• **Data about app and page elements**
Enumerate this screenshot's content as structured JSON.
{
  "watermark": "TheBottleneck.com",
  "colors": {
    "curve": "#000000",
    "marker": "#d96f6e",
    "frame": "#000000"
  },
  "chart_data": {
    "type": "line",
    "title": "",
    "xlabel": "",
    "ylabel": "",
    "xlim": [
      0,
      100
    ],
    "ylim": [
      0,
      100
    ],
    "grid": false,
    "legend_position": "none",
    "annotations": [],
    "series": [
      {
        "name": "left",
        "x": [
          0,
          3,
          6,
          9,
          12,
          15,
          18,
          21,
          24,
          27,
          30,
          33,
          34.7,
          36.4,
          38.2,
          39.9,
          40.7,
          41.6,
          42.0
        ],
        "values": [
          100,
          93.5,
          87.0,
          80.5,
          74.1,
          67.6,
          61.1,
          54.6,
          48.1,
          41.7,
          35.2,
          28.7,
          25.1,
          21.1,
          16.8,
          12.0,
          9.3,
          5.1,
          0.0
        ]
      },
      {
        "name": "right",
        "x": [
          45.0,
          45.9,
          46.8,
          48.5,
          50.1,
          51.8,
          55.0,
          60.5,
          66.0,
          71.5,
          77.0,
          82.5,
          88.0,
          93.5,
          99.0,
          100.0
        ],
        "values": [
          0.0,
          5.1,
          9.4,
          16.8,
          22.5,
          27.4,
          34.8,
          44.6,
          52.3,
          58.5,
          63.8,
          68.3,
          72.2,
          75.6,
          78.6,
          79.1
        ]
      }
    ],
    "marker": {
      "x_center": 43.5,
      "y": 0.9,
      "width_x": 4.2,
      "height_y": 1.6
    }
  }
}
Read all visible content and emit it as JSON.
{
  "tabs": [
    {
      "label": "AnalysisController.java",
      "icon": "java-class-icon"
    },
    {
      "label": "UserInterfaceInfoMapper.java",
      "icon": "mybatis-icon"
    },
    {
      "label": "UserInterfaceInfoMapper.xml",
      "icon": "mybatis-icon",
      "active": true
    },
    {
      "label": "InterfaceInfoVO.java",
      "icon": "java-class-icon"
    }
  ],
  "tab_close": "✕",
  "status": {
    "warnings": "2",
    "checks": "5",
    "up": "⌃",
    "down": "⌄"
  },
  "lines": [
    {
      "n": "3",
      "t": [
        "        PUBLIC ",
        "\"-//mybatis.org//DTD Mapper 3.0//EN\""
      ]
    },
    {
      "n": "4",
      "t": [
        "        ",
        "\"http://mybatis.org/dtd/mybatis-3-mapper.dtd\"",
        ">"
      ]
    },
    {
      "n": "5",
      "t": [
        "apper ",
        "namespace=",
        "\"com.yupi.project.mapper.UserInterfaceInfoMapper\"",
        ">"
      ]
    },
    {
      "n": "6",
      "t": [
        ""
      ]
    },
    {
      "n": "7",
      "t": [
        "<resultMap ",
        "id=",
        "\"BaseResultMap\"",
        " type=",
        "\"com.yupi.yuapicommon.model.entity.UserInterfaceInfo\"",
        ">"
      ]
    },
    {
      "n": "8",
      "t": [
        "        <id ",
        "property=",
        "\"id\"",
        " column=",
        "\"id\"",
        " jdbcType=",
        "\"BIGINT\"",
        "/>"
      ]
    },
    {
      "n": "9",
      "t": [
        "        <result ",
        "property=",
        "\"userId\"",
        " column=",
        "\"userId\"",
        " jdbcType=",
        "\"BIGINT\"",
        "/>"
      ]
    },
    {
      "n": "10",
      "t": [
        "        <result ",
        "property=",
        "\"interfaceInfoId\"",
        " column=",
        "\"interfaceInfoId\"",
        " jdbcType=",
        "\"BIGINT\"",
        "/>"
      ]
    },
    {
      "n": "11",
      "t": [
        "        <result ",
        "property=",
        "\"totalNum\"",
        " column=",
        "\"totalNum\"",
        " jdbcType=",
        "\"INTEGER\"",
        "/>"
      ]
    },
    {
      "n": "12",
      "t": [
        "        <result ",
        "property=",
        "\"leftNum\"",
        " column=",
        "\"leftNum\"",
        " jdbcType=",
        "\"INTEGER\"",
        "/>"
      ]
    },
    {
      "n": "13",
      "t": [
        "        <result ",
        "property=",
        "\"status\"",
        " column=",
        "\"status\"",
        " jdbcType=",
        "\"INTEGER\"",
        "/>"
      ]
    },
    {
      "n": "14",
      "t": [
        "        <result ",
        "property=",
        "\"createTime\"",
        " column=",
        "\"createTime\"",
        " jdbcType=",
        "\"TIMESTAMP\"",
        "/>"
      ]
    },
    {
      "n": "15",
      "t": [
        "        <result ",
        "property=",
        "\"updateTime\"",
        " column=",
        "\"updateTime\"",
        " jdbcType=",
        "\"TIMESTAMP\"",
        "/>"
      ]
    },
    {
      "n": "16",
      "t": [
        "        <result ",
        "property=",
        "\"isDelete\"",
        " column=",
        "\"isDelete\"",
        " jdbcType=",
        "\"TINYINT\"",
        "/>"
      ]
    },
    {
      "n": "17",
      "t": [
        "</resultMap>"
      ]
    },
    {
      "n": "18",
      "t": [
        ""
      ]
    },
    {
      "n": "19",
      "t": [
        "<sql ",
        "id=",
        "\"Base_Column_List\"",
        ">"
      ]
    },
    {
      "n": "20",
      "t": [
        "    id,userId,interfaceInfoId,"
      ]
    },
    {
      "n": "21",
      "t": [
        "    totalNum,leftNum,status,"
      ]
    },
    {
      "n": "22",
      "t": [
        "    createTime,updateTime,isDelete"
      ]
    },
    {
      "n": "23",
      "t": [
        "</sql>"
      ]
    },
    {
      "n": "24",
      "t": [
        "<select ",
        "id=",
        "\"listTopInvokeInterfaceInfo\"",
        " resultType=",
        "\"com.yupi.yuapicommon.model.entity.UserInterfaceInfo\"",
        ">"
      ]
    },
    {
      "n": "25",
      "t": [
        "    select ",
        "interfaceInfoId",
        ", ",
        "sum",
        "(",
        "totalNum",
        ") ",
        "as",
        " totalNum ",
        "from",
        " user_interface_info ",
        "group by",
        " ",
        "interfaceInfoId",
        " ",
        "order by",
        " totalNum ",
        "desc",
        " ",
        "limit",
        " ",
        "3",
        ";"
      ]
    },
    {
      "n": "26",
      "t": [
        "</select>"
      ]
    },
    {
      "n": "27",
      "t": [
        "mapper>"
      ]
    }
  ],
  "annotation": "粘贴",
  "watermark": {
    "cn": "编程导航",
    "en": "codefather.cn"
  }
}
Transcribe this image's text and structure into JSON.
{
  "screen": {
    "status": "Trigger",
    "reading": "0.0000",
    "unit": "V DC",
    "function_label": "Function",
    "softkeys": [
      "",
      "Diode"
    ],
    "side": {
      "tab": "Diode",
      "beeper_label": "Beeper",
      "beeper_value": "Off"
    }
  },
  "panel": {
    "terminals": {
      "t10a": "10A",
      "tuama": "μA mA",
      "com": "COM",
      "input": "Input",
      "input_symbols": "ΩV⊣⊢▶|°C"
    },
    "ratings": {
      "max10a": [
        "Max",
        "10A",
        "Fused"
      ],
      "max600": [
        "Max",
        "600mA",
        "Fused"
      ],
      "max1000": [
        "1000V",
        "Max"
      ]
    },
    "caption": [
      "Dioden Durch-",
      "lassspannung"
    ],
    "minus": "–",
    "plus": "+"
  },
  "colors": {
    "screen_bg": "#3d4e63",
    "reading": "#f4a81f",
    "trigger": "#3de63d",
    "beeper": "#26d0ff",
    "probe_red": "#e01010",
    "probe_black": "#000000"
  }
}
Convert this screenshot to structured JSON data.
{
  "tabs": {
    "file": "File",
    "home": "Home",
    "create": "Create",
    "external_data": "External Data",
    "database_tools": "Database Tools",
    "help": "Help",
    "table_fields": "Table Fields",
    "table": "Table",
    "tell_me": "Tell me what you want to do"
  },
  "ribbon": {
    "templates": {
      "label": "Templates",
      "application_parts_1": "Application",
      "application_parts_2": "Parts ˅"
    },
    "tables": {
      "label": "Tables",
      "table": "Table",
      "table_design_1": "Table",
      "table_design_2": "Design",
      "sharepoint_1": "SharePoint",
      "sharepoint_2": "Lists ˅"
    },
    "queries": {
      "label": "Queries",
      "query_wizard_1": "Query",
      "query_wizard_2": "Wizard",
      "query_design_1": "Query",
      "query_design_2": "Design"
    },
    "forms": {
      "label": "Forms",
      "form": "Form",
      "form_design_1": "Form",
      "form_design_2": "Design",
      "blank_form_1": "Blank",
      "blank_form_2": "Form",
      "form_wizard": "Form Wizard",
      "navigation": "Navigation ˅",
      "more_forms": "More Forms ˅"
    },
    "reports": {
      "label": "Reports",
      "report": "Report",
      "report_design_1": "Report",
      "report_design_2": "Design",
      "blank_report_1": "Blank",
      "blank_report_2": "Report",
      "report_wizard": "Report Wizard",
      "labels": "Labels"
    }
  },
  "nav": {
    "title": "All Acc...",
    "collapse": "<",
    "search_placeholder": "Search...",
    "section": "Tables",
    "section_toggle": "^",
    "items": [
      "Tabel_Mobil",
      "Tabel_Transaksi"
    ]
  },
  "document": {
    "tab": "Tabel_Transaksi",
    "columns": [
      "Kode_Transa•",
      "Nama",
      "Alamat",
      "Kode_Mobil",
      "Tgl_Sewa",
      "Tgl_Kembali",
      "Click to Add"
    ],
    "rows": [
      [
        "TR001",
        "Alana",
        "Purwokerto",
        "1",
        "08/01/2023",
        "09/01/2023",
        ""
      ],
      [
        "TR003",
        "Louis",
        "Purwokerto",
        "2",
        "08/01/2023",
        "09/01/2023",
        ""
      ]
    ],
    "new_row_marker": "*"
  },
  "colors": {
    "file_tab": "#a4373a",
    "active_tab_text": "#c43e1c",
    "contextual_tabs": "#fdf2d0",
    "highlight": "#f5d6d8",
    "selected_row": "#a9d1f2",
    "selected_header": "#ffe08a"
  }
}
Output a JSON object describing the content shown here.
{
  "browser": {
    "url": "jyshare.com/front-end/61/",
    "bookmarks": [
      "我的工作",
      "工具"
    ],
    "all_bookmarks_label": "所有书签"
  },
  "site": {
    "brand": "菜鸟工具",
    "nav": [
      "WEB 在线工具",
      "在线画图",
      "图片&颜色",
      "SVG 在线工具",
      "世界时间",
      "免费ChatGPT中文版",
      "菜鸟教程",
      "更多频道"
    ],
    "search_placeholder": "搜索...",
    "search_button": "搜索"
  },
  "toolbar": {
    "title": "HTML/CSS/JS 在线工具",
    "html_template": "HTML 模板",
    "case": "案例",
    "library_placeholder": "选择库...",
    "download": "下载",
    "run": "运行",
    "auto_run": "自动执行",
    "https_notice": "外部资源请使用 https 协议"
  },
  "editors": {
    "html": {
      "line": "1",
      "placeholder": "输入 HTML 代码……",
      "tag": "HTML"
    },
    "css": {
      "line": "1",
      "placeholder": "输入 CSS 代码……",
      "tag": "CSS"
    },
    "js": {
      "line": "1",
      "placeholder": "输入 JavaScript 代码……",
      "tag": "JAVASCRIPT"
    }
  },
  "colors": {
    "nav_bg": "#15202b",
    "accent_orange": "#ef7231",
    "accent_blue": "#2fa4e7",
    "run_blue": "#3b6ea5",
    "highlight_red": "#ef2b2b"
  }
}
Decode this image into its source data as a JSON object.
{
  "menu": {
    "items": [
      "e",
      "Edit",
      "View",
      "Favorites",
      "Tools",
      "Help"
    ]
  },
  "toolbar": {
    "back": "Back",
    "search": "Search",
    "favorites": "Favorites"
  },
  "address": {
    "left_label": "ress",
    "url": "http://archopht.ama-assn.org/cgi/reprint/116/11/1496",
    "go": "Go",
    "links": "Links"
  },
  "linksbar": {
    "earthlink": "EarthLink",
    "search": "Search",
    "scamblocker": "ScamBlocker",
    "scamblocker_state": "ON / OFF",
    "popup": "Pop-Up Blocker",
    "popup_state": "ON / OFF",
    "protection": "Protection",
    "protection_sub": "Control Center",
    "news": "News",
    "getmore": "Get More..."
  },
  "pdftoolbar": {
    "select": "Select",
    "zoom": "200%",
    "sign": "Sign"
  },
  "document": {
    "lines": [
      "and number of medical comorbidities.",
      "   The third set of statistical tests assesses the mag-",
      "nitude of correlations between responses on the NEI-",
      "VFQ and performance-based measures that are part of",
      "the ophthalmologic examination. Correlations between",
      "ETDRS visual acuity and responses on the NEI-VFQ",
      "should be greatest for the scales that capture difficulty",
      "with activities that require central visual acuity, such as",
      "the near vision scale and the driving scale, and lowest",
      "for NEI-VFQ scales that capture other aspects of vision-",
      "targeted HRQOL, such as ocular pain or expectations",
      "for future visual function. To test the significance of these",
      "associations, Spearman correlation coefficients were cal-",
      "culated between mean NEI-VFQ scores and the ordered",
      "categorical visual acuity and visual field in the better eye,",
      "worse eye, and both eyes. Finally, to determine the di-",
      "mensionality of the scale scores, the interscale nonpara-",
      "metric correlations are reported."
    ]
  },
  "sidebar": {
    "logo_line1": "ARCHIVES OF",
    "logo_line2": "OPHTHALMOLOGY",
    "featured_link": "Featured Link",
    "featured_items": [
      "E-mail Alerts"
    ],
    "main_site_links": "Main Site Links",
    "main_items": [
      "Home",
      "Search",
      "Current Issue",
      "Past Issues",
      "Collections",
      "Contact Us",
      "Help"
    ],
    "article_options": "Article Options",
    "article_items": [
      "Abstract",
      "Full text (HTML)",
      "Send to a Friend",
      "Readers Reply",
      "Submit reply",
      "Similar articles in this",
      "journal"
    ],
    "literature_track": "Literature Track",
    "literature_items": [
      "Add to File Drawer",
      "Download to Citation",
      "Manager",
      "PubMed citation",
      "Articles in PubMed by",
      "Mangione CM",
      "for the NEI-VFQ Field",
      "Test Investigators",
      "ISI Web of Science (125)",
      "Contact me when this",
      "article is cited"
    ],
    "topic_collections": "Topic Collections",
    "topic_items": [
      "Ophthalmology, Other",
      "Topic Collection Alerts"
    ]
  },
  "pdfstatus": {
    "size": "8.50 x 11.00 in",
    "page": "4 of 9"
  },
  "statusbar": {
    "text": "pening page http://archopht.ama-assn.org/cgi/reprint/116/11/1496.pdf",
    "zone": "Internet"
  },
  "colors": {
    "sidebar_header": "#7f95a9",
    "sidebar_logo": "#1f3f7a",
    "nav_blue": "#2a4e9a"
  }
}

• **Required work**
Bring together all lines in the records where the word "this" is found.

• **The answer**
Enumerate this screenshot's content as structured JSON.
Transcribe this image's text and structure into JSON.
Convert this screenshot to structured JSON data.
Decode this image into its source data as a JSON object.
      "Similar articles in this",
      "Contact me when this",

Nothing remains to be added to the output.